» **Problem details**
Your answer must be a word-for-word copy of the listing, with all pictures excluded.

*** Block opens ***

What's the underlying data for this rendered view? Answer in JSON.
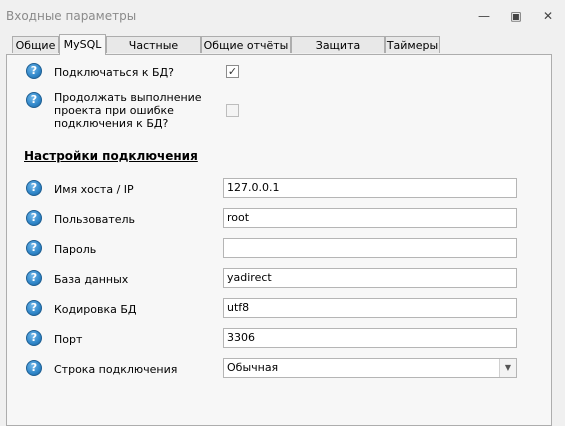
{
  "window": {
    "title": "Входные параметры",
    "minimize_icon": "—",
    "restore_icon": "▣",
    "close_icon": "✕"
  },
  "tabs": [
    {
      "label": "Общие"
    },
    {
      "label": "MySQL"
    },
    {
      "label": "Частные отчёты"
    },
    {
      "label": "Общие отчёты"
    },
    {
      "label": "Защита отчётов"
    },
    {
      "label": "Таймеры"
    }
  ],
  "active_tab": "MySQL",
  "help_glyph": "?",
  "options": {
    "connect_db": {
      "label": "Подключаться к БД?",
      "checked": true,
      "mark": "✓"
    },
    "continue_on_error": {
      "label": "Продолжать выполнение проекта при ошибке подключения к БД?",
      "checked": false,
      "mark": ""
    }
  },
  "section_title": "Настройки подключения",
  "fields": [
    {
      "label": "Имя хоста / IP",
      "value": "127.0.0.1"
    },
    {
      "label": "Пользователь",
      "value": "root"
    },
    {
      "label": "Пароль",
      "value": ""
    },
    {
      "label": "База данных",
      "value": "yadirect"
    },
    {
      "label": "Кодировка БД",
      "value": "utf8"
    },
    {
      "label": "Порт",
      "value": "3306"
    },
    {
      "label": "Строка подключения",
      "value": "Обычная"
    }
  ]
}
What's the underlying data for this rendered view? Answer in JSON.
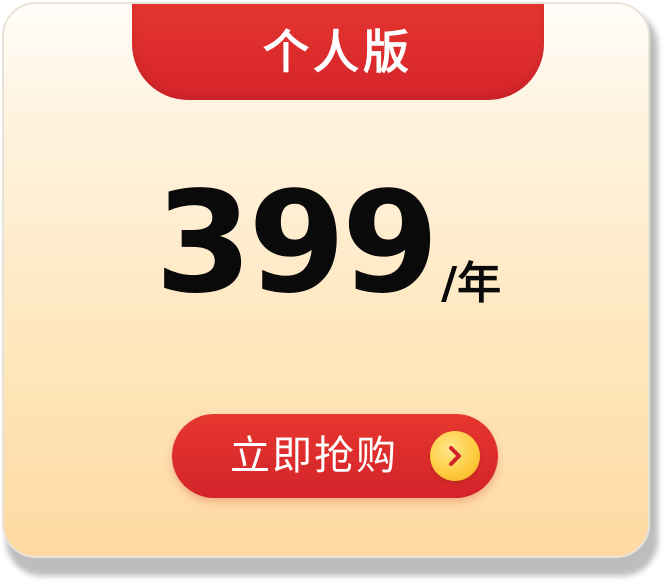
{
  "plan": {
    "name": "个人版",
    "price": "399",
    "unit": "/年"
  },
  "cta": {
    "label": "立即抢购",
    "icon": "chevron-right-icon"
  },
  "colors": {
    "accent_red": "#d9272c",
    "card_top": "#fffdf9",
    "card_bottom": "#ffd9a1",
    "arrow_gold": "#ffc93c",
    "text_dark": "#0a0a0a"
  }
}
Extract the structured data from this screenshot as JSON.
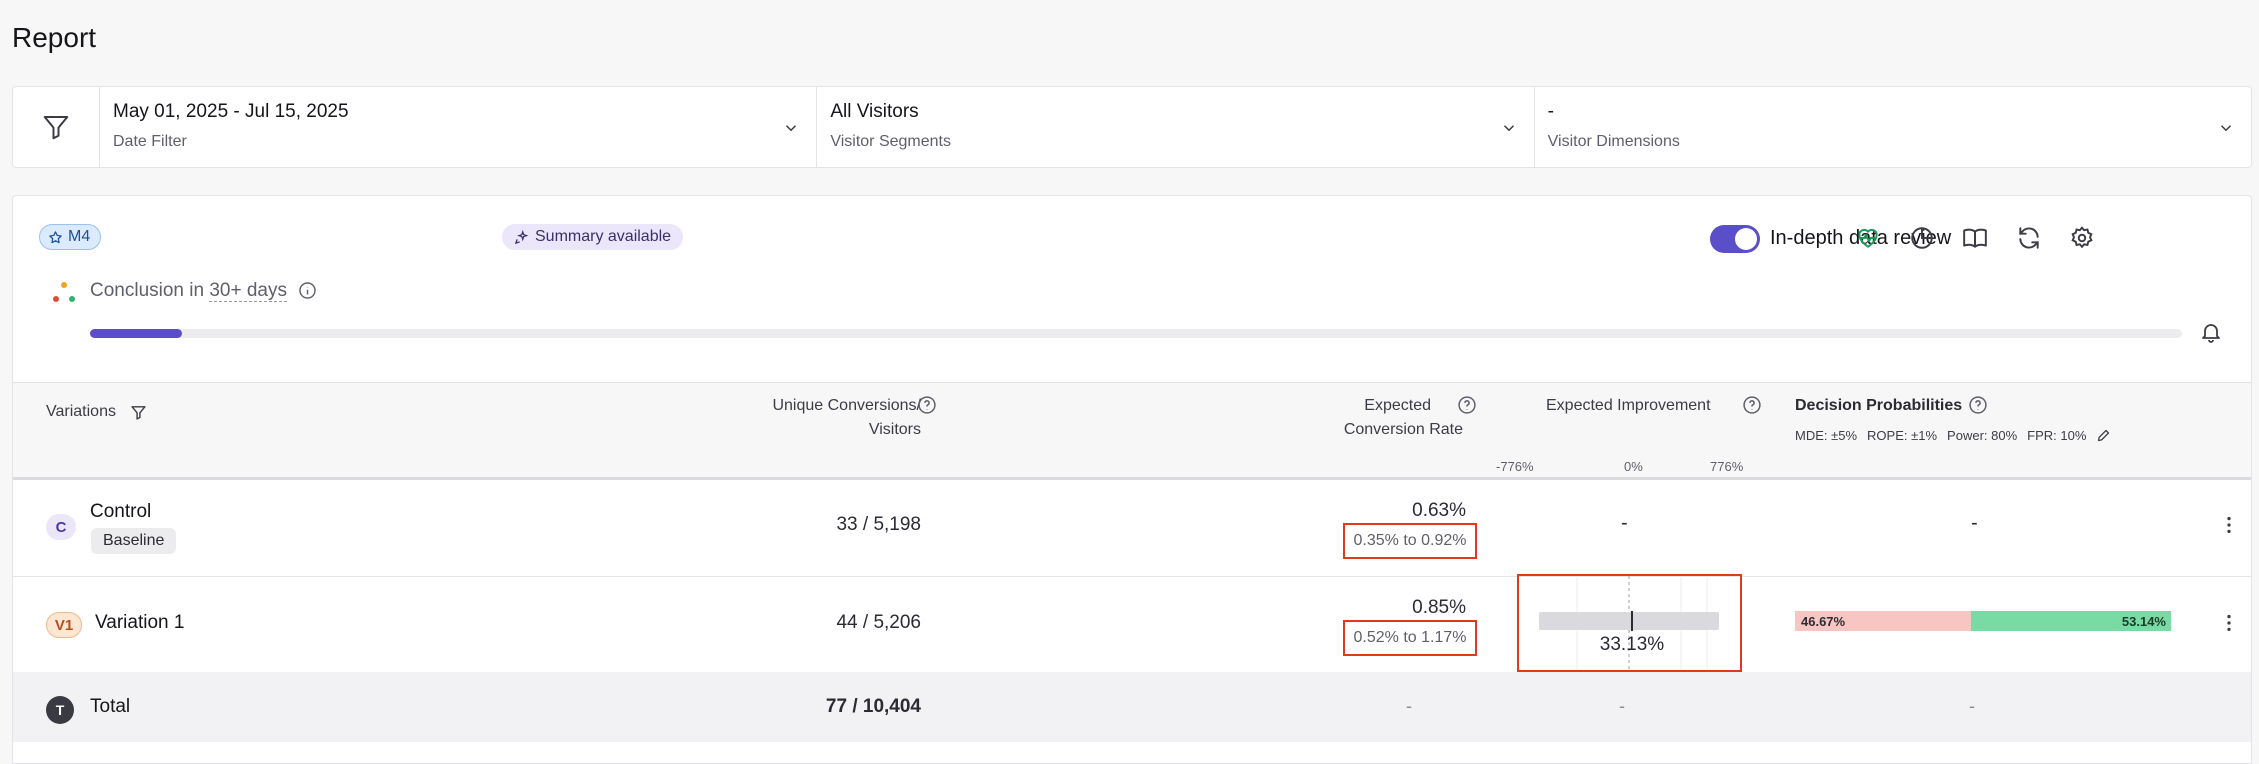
{
  "page": {
    "title": "Report"
  },
  "filters": {
    "date": {
      "value": "May 01, 2025 - Jul 15, 2025",
      "label": "Date Filter"
    },
    "segments": {
      "value": "All Visitors",
      "label": "Visitor Segments"
    },
    "dimensions": {
      "value": "-",
      "label": "Visitor Dimensions"
    }
  },
  "header": {
    "badge": "M4",
    "summary": "Summary available",
    "toggle_label": "In-depth data review",
    "toggle_on": true,
    "tools": [
      "heart-pulse-icon",
      "pie-chart-icon",
      "book-icon",
      "refresh-icon",
      "gear-icon"
    ]
  },
  "conclusion": {
    "prefix": "Conclusion in",
    "days": "30+ days",
    "progress": 0.044
  },
  "table": {
    "columns": {
      "variations": "Variations",
      "conversions_1": "Unique Conversions/",
      "conversions_2": "Visitors",
      "rate_1": "Expected",
      "rate_2": "Conversion Rate",
      "improvement": "Expected Improvement",
      "decision": "Decision Probabilities"
    },
    "scale": {
      "min": "-776%",
      "mid": "0%",
      "max": "776%"
    },
    "decision_params": {
      "mde": "MDE: ±5%",
      "rope": "ROPE: ±1%",
      "power": "Power: 80%",
      "fpr": "FPR: 10%"
    },
    "rows": [
      {
        "badge": "C",
        "name": "Control",
        "tag": "Baseline",
        "conversions": "33 / 5,198",
        "rate": "0.63%",
        "range": "0.35% to 0.92%",
        "improvement": "-",
        "decision": "-"
      },
      {
        "badge": "V1",
        "name": "Variation 1",
        "conversions": "44 / 5,206",
        "rate": "0.85%",
        "range": "0.52% to 1.17%",
        "improvement": "33.13%",
        "improvement_value": 33.13,
        "decision_neg": "46.67%",
        "decision_pos": "53.14%",
        "decision_neg_value": 46.67,
        "decision_pos_value": 53.14
      }
    ],
    "total": {
      "badge": "T",
      "name": "Total",
      "conversions": "77 / 10,404",
      "rate": "-",
      "improvement": "-",
      "decision": "-"
    }
  },
  "colors": {
    "accent": "#5b4fc9",
    "highlight": "#e0391c",
    "positive": "#78dba4",
    "negative": "#f8c6c2"
  }
}
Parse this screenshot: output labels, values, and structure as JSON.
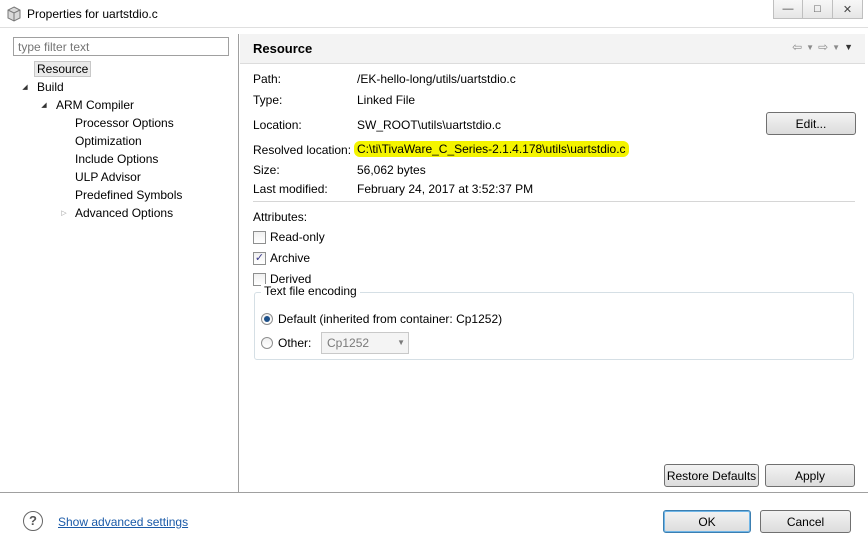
{
  "window": {
    "title": "Properties for uartstdio.c"
  },
  "filter": {
    "placeholder": "type filter text"
  },
  "tree": {
    "resource": "Resource",
    "build": "Build",
    "arm_compiler": "ARM Compiler",
    "processor_options": "Processor Options",
    "optimization": "Optimization",
    "include_options": "Include Options",
    "ulp_advisor": "ULP Advisor",
    "predefined_symbols": "Predefined Symbols",
    "advanced_options": "Advanced Options"
  },
  "page": {
    "title": "Resource"
  },
  "info": {
    "path_label": "Path:",
    "path_value": "/EK-hello-long/utils/uartstdio.c",
    "type_label": "Type:",
    "type_value": "Linked File",
    "location_label": "Location:",
    "location_value": "SW_ROOT\\utils\\uartstdio.c",
    "resolved_label": "Resolved location:",
    "resolved_value": "C:\\ti\\TivaWare_C_Series-2.1.4.178\\utils\\uartstdio.c",
    "size_label": "Size:",
    "size_value": "56,062  bytes",
    "modified_label": "Last modified:",
    "modified_value": "February 24, 2017 at 3:52:37 PM",
    "edit_button": "Edit..."
  },
  "attributes": {
    "label": "Attributes:",
    "readonly": {
      "label": "Read-only",
      "checked": false
    },
    "archive": {
      "label": "Archive",
      "checked": true
    },
    "derived": {
      "label": "Derived",
      "checked": false
    }
  },
  "encoding": {
    "title": "Text file encoding",
    "default_label": "Default (inherited from container: Cp1252)",
    "other_label": "Other:",
    "other_value": "Cp1252",
    "selected": "default"
  },
  "buttons": {
    "restore_defaults": "Restore Defaults",
    "apply": "Apply",
    "ok": "OK",
    "cancel": "Cancel"
  },
  "footer": {
    "advanced_link": "Show advanced settings"
  },
  "colors": {
    "highlight": "#f4f400",
    "link": "#1a5aa8"
  }
}
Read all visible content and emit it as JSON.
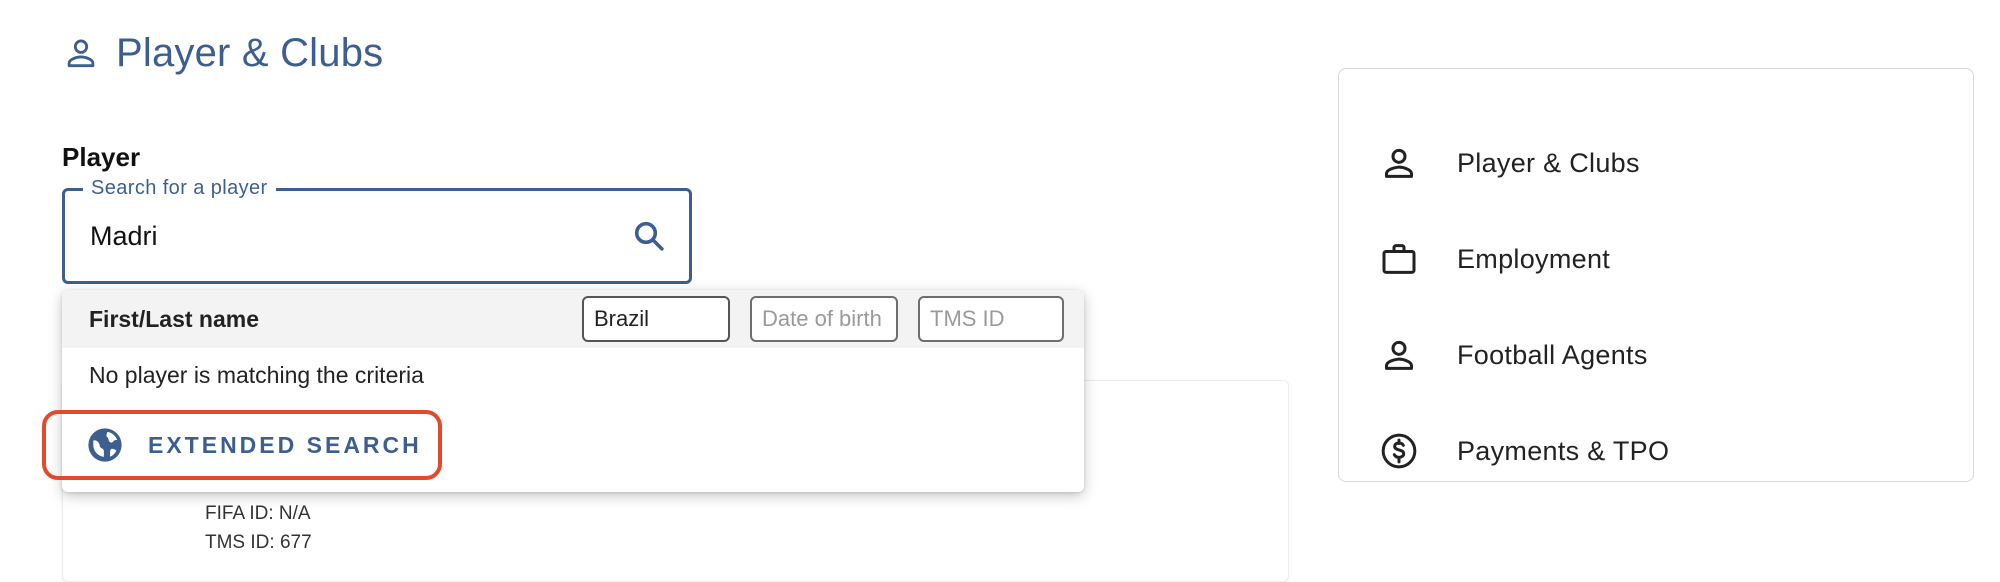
{
  "header": {
    "title": "Player & Clubs",
    "icon": "person-outline-icon"
  },
  "player_section": {
    "label": "Player",
    "search": {
      "legend": "Search for a player",
      "value": "Madri",
      "icon": "search-icon"
    }
  },
  "dropdown": {
    "column_label": "First/Last name",
    "filters": {
      "nationality_value": "Brazil",
      "dob_placeholder": "Date of birth",
      "tms_placeholder": "TMS ID"
    },
    "empty_message": "No player is matching the criteria",
    "extended_search": {
      "label": "EXTENDED SEARCH",
      "icon": "globe-icon",
      "highlight_color": "#e24a2e"
    }
  },
  "background_card": {
    "fifa_id": "FIFA ID: N/A",
    "tms_id": "TMS ID: 677"
  },
  "nav": {
    "items": [
      {
        "label": "Player & Clubs",
        "icon": "person-outline-icon"
      },
      {
        "label": "Employment",
        "icon": "briefcase-icon"
      },
      {
        "label": "Football Agents",
        "icon": "person-outline-icon"
      },
      {
        "label": "Payments & TPO",
        "icon": "dollar-circle-icon"
      }
    ]
  },
  "colors": {
    "accent": "#3d5f8f",
    "text": "#212121",
    "highlight": "#e24a2e"
  }
}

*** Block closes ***

» **Exercise answer**
What's the underlying data for this rendered view? Answer in JSON.
{
  "window": {
    "title": "Входные параметры",
    "minimize_icon": "—",
    "restore_icon": "▣",
    "close_icon": "✕"
  },
  "tabs": [
    {
      "label": "Общие"
    },
    {
      "label": "MySQL"
    },
    {
      "label": "Частные отчёты"
    },
    {
      "label": "Общие отчёты"
    },
    {
      "label": "Защита отчётов"
    },
    {
      "label": "Таймеры"
    }
  ],
  "active_tab": "MySQL",
  "help_glyph": "?",
  "options": {
    "connect_db": {
      "label": "Подключаться к БД?",
      "checked": true,
      "mark": "✓"
    },
    "continue_on_error": {
      "label": "Продолжать выполнение проекта при ошибке подключения к БД?",
      "checked": false,
      "mark": ""
    }
  },
  "section_title": "Настройки подключения",
  "fields": [
    {
      "label": "Имя хоста / IP",
      "value": "127.0.0.1"
    },
    {
      "label": "Пользователь",
      "value": "root"
    },
    {
      "label": "Пароль",
      "value": ""
    },
    {
      "label": "База данных",
      "value": "yadirect"
    },
    {
      "label": "Кодировка БД",
      "value": "utf8"
    },
    {
      "label": "Порт",
      "value": "3306"
    },
    {
      "label": "Строка подключения",
      "value": "Обычная"
    }
  ]
}
What's the underlying data for this rendered view? Answer in JSON.
{
  "plan": {
    "name": "个人版",
    "price": "399",
    "unit": "/年"
  },
  "cta": {
    "label": "立即抢购",
    "icon": "chevron-right-icon"
  },
  "colors": {
    "accent_red": "#d9272c",
    "card_top": "#fffdf9",
    "card_bottom": "#ffd9a1",
    "arrow_gold": "#ffc93c",
    "text_dark": "#0a0a0a"
  }
}
Extract the structured data from this screenshot as JSON.
{
  "page": {
    "title": "Report"
  },
  "filters": {
    "date": {
      "value": "May 01, 2025 - Jul 15, 2025",
      "label": "Date Filter"
    },
    "segments": {
      "value": "All Visitors",
      "label": "Visitor Segments"
    },
    "dimensions": {
      "value": "-",
      "label": "Visitor Dimensions"
    }
  },
  "header": {
    "badge": "M4",
    "summary": "Summary available",
    "toggle_label": "In-depth data review",
    "toggle_on": true,
    "tools": [
      "heart-pulse-icon",
      "pie-chart-icon",
      "book-icon",
      "refresh-icon",
      "gear-icon"
    ]
  },
  "conclusion": {
    "prefix": "Conclusion in",
    "days": "30+ days",
    "progress": 0.044
  },
  "table": {
    "columns": {
      "variations": "Variations",
      "conversions_1": "Unique Conversions/",
      "conversions_2": "Visitors",
      "rate_1": "Expected",
      "rate_2": "Conversion Rate",
      "improvement": "Expected Improvement",
      "decision": "Decision Probabilities"
    },
    "scale": {
      "min": "-776%",
      "mid": "0%",
      "max": "776%"
    },
    "decision_params": {
      "mde": "MDE: ±5%",
      "rope": "ROPE: ±1%",
      "power": "Power: 80%",
      "fpr": "FPR: 10%"
    },
    "rows": [
      {
        "badge": "C",
        "name": "Control",
        "tag": "Baseline",
        "conversions": "33 / 5,198",
        "rate": "0.63%",
        "range": "0.35% to 0.92%",
        "improvement": "-",
        "decision": "-"
      },
      {
        "badge": "V1",
        "name": "Variation 1",
        "conversions": "44 / 5,206",
        "rate": "0.85%",
        "range": "0.52% to 1.17%",
        "improvement": "33.13%",
        "improvement_value": 33.13,
        "decision_neg": "46.67%",
        "decision_pos": "53.14%",
        "decision_neg_value": 46.67,
        "decision_pos_value": 53.14
      }
    ],
    "total": {
      "badge": "T",
      "name": "Total",
      "conversions": "77 / 10,404",
      "rate": "-",
      "improvement": "-",
      "decision": "-"
    }
  },
  "colors": {
    "accent": "#5b4fc9",
    "highlight": "#e0391c",
    "positive": "#78dba4",
    "negative": "#f8c6c2"
  }
}
Parse this screenshot: output labels, values, and structure as JSON.
{
  "window": {
    "title": "Properties for uartstdio.c"
  },
  "filter": {
    "placeholder": "type filter text"
  },
  "tree": {
    "resource": "Resource",
    "build": "Build",
    "arm_compiler": "ARM Compiler",
    "processor_options": "Processor Options",
    "optimization": "Optimization",
    "include_options": "Include Options",
    "ulp_advisor": "ULP Advisor",
    "predefined_symbols": "Predefined Symbols",
    "advanced_options": "Advanced Options"
  },
  "page": {
    "title": "Resource"
  },
  "info": {
    "path_label": "Path:",
    "path_value": "/EK-hello-long/utils/uartstdio.c",
    "type_label": "Type:",
    "type_value": "Linked File",
    "location_label": "Location:",
    "location_value": "SW_ROOT\\utils\\uartstdio.c",
    "resolved_label": "Resolved location:",
    "resolved_value": "C:\\ti\\TivaWare_C_Series-2.1.4.178\\utils\\uartstdio.c",
    "size_label": "Size:",
    "size_value": "56,062  bytes",
    "modified_label": "Last modified:",
    "modified_value": "February 24, 2017 at 3:52:37 PM",
    "edit_button": "Edit..."
  },
  "attributes": {
    "label": "Attributes:",
    "readonly": {
      "label": "Read-only",
      "checked": false
    },
    "archive": {
      "label": "Archive",
      "checked": true
    },
    "derived": {
      "label": "Derived",
      "checked": false
    }
  },
  "encoding": {
    "title": "Text file encoding",
    "default_label": "Default (inherited from container: Cp1252)",
    "other_label": "Other:",
    "other_value": "Cp1252",
    "selected": "default"
  },
  "buttons": {
    "restore_defaults": "Restore Defaults",
    "apply": "Apply",
    "ok": "OK",
    "cancel": "Cancel"
  },
  "footer": {
    "advanced_link": "Show advanced settings"
  },
  "colors": {
    "highlight": "#f4f400",
    "link": "#1a5aa8"
  }
}
Read all visible content and emit it as JSON.
{
  "header": {
    "title": "Player & Clubs",
    "icon": "person-outline-icon"
  },
  "player_section": {
    "label": "Player",
    "search": {
      "legend": "Search for a player",
      "value": "Madri",
      "icon": "search-icon"
    }
  },
  "dropdown": {
    "column_label": "First/Last name",
    "filters": {
      "nationality_value": "Brazil",
      "dob_placeholder": "Date of birth",
      "tms_placeholder": "TMS ID"
    },
    "empty_message": "No player is matching the criteria",
    "extended_search": {
      "label": "EXTENDED SEARCH",
      "icon": "globe-icon",
      "highlight_color": "#e24a2e"
    }
  },
  "background_card": {
    "fifa_id": "FIFA ID: N/A",
    "tms_id": "TMS ID: 677"
  },
  "nav": {
    "items": [
      {
        "label": "Player & Clubs",
        "icon": "person-outline-icon"
      },
      {
        "label": "Employment",
        "icon": "briefcase-icon"
      },
      {
        "label": "Football Agents",
        "icon": "person-outline-icon"
      },
      {
        "label": "Payments & TPO",
        "icon": "dollar-circle-icon"
      }
    ]
  },
  "colors": {
    "accent": "#3d5f8f",
    "text": "#212121",
    "highlight": "#e24a2e"
  }
}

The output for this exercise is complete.